A man was leaning on my car smoking. I had seen him in the bar earlier.
“Parents’ fault” he said.
“I beg your pardon?”
“Ian has everything anybody could possibly want. His parents took away his hopes and dreams. He never knew what a dream meant, he doesn’t have to earn a living or work for anything. He’s already bored with his life.”
On the way to Warrnambool, I couldn’t help thinking of Ian and the words that man told me outside the bar.
Ian’s parents seemed to have plenty of money. They gave him whatever he wanted; I understood that. If I had plenty of money, I would give Penny whatever she wanted, it’s only nature.
Ian never needed to work hard, to force himself to do better, to think how to succeed and to prove he could make it happen.
He didn’t have to because his parents gave him everything, they laid the red carpet out in front of him.
What do you think while you walk on a red carpet that means nothing to you? I guess you start to pick on little things. Like he’s got a bigger bedroom, she was dad’s favourite, grandma loves the baby more.
If you have to deliver brochures after school, to save up money to buy the bike that you’ve had your eye on for a long time, you wouldn’t put too much effort into complaining your brother’s room is bigger than yours.
Yes, it was a fact that your brother’s room was bigger than yours but it was just a room, not a big deal. You were more interested in dreaming of the bike, that shining brand new bike which would be yours one day.
Well, that’s the theory. That was my generation’s dream, Penny’s generation has different dreams I am sure.
I won’t let my Penny fall into the same hole as Ian. She should learn how to get along with her stepfather. Tolerance is good for everybody’s character.
Forty five minutes later I met up with Penny. She was all packed and ready to go. Joy’s tears didn’t soften her heart.
I told Penny the story that Ian had told me, word for word, hoping that it would have the same impact on her as it had on me.
“He obviously never had to deal with a stepfather, what a moron. I would give up everything to get mum off my back.”
“You don’t think Ian is a poor unloved child?”

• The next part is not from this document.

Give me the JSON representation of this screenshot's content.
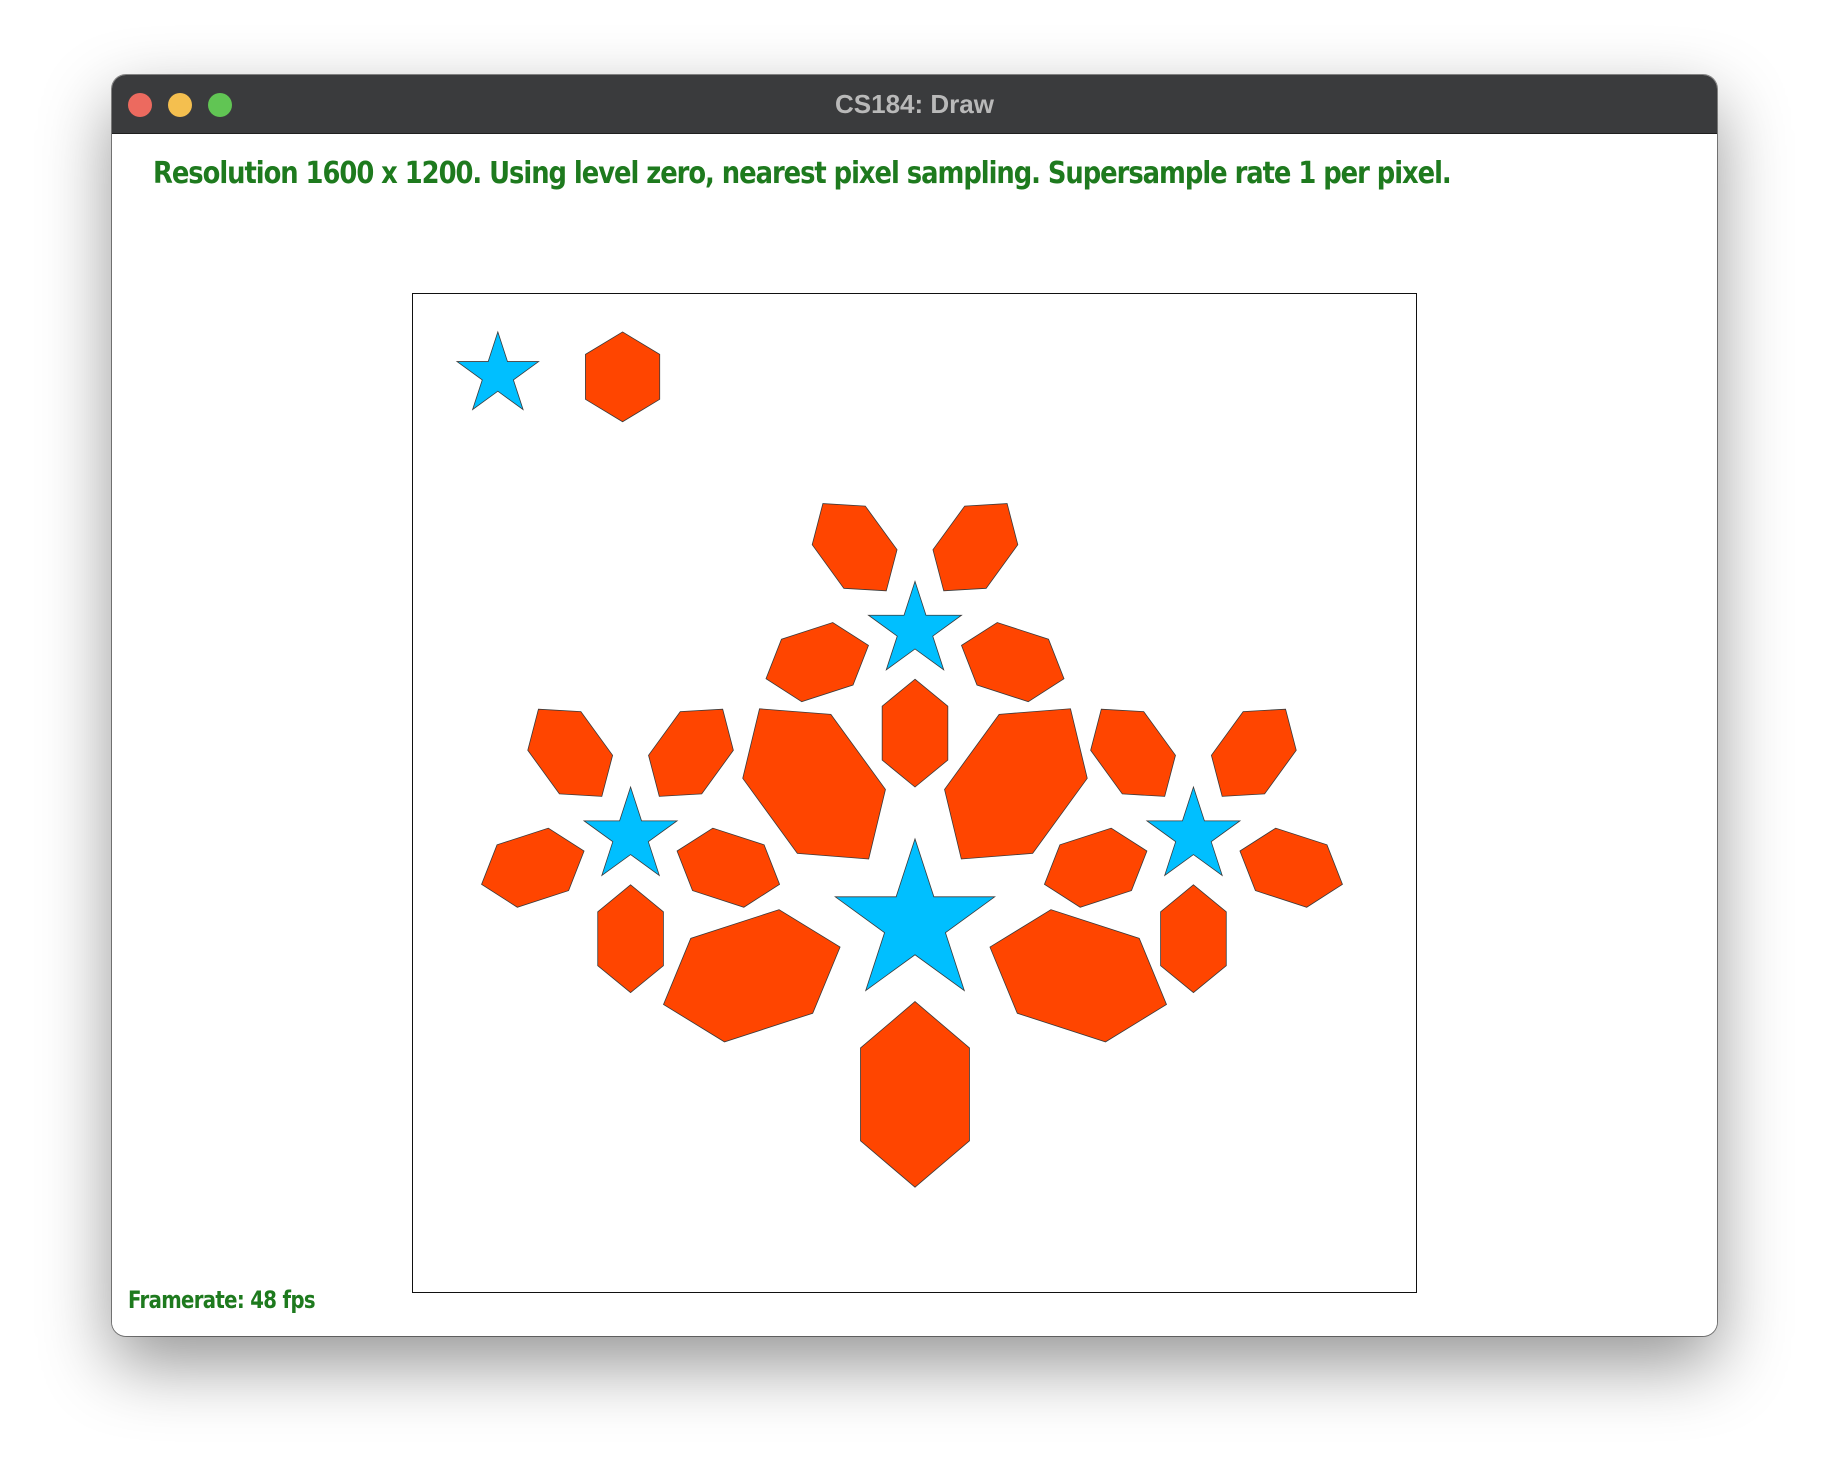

“Oh please, a loving mother is suffocating. Ian is a fool and I would love to be in his shoes. Do you know how frustrated I am with mum?”

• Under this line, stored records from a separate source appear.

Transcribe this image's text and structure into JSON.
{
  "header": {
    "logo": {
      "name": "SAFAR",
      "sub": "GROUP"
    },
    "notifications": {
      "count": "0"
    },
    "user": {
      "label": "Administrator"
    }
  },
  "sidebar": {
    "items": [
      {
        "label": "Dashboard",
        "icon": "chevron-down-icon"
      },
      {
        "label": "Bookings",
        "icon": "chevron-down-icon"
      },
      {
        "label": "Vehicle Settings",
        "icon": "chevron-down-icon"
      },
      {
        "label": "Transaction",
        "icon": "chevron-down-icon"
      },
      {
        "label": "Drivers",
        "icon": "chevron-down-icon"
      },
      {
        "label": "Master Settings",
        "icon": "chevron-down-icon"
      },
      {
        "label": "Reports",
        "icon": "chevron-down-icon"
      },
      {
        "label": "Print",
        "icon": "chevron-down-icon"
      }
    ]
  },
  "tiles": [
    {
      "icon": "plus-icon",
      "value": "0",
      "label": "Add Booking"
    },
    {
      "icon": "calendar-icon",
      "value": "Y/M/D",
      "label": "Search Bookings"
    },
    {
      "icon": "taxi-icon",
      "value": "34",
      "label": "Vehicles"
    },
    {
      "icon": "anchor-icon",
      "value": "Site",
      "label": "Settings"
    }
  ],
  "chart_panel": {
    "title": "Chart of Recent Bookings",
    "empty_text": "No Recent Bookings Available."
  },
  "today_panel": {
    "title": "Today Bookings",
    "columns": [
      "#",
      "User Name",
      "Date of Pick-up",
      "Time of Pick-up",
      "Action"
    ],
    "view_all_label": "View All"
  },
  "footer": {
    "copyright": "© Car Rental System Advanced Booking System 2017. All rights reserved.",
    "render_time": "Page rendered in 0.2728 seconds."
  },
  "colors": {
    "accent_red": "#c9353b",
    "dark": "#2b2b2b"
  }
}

“Would you like me to talk to your mum? Ask her to give you some space?”
“I don’t think she knows how.”
“No one teaches parents how to behave with their children. Parents try their own ways, sometimes it doesn’t work. Most parents try very hard to be good parents and that’s not an easy task.

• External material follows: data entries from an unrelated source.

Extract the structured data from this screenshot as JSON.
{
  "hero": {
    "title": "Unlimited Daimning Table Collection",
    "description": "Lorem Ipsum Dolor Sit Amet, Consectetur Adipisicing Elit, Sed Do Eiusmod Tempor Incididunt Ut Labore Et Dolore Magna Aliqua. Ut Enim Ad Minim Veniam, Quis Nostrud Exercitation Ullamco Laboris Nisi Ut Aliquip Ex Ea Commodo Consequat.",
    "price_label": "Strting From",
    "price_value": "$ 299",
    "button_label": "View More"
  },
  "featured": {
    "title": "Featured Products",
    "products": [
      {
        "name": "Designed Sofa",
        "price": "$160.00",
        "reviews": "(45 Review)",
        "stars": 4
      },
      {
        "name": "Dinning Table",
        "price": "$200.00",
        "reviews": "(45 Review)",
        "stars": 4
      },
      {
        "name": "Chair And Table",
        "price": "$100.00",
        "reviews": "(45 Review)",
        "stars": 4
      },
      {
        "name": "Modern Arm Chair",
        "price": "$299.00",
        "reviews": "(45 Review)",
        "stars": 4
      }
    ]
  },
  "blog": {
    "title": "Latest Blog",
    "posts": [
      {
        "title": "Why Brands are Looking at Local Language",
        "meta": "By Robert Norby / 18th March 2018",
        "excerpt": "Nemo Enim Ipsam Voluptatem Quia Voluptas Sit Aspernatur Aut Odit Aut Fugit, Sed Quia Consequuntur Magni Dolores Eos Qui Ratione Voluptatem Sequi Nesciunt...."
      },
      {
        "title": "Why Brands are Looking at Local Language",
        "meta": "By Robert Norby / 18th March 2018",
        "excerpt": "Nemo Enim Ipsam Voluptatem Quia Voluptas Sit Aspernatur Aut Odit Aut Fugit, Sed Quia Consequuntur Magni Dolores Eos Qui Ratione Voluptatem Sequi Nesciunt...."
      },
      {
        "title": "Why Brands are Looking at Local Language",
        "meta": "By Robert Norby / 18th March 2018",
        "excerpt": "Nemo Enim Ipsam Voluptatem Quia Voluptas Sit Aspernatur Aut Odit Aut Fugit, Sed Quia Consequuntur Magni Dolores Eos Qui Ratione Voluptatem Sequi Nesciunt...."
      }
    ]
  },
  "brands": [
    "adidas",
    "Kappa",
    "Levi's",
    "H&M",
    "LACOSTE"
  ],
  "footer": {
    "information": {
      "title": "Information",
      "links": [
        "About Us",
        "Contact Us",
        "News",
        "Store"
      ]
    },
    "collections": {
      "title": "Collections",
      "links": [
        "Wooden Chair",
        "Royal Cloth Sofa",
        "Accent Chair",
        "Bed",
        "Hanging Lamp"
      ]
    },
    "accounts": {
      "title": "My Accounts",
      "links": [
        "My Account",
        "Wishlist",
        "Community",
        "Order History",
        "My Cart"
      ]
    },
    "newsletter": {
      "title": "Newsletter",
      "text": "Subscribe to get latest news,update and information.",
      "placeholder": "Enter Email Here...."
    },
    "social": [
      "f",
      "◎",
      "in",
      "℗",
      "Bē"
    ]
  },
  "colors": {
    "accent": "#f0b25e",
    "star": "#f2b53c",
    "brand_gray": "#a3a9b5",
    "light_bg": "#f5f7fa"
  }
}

No matter what or why, most of us only see what we don’t have and ignore what we have.
Ian has everything. He had nothing to complain about so he chose to complain about his mother focussing on his brother, not him. It destroyed him! That was his choice.
His mother chose to look after the weaker son, that was her choice.
We all have choices in our lives. If one chooses to be happy, wherever one goes, one stays happy. If one chooses to be miserable, wherever one goes, one is miserable.”
For the first time ever since our marriage broke up, Joy and I sat with Penny and talked for a long while. No one yelled, pointed the finger or was angry. We communicated the way we were never able to, we listened to what the others had to say, we finally found that the others were actually quite reasonable to talk to.
Penny was most apologetic for changing her mind and not following me back to Melbourne. I didn’t let on too much that I was disappointed. Joy was more than relieved.
I thanked Ian in my heart that he taught me a lesson. If only I had learnt it earlier, my life would be a different story.
Joy hugged me when I was ready to leave. That trip softened the feelings between Joy and Penny as well as Joy and I. I guess we all learnt something from another’s misery.
Before I closed the car door and drove away, Joy bent over and said “Ian loves to tell stories to strangers. He wants to shock people, after all that’s his way to pass time. In fact, I know his mother, I’m playing tennis with her tomorrow.